• [Work instructions] Collect each line of the entries that holds the string "programma".

• [Records for this exercise]
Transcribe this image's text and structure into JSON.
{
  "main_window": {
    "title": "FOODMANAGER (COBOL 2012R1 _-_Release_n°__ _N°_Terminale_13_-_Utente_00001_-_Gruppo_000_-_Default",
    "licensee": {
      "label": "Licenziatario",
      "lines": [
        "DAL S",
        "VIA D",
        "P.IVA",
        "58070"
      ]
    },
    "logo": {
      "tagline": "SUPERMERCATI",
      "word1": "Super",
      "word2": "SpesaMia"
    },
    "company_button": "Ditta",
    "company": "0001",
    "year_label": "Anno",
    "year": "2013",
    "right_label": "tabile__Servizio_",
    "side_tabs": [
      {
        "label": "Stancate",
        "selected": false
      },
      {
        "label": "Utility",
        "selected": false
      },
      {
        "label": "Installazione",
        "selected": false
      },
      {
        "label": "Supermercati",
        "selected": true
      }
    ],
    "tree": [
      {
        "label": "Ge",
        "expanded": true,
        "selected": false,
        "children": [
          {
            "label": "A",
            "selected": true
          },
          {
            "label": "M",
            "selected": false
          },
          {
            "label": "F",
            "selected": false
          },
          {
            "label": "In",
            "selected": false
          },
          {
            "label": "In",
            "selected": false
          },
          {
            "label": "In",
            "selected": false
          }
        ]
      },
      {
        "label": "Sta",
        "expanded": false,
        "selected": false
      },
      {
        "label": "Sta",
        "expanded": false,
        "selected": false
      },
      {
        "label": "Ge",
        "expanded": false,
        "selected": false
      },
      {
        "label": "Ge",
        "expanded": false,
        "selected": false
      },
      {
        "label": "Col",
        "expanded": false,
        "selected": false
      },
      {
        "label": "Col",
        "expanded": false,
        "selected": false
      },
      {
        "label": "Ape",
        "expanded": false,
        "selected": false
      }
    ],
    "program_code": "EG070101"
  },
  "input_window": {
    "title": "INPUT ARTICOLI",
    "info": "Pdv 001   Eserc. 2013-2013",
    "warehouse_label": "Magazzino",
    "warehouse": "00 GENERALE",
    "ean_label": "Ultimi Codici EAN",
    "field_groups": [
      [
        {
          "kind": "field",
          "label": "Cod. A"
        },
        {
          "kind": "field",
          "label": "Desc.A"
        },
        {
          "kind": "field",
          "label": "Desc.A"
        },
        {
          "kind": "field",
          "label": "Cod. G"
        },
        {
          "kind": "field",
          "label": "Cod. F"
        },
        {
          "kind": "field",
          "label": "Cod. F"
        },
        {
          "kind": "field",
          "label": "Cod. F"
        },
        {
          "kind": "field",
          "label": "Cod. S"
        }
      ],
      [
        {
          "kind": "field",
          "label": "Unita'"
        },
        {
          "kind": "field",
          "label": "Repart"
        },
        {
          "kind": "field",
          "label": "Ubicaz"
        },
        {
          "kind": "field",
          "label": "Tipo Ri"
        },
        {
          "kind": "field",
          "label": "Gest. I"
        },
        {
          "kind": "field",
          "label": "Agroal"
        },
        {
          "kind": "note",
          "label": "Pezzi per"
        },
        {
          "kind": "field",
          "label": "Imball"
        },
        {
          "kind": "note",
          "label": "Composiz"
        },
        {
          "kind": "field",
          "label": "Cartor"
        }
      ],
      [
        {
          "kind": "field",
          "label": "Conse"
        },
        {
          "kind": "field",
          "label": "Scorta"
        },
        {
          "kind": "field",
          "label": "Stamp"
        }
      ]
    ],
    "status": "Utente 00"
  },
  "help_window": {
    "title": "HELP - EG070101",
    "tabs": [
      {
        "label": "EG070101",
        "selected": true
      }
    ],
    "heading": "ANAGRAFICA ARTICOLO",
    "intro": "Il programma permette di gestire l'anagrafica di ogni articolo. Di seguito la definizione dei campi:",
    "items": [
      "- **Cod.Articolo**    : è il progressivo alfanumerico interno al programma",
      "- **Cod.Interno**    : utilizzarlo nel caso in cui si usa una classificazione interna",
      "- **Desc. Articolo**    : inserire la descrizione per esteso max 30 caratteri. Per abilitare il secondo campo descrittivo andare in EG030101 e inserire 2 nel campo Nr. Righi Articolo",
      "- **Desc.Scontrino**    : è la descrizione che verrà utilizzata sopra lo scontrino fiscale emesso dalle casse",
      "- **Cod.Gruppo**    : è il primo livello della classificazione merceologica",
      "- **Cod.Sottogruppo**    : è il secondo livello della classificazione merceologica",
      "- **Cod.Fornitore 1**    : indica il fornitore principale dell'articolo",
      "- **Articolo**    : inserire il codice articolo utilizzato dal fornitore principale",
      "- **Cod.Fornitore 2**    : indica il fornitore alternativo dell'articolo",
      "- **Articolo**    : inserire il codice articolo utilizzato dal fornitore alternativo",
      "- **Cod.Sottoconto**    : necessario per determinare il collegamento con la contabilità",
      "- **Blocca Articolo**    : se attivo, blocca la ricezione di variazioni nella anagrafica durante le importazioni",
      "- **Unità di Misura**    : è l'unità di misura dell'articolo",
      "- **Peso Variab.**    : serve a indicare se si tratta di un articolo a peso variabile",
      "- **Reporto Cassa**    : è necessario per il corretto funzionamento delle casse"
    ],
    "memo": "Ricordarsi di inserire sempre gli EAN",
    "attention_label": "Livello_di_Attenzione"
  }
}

• [Answer to this task]
    "intro": "Il programma permette di gestire l'anagrafica di ogni articolo. Di seguito la definizione dei campi:",
      "- **Cod.Articolo**    : è il progressivo alfanumerico interno al programma",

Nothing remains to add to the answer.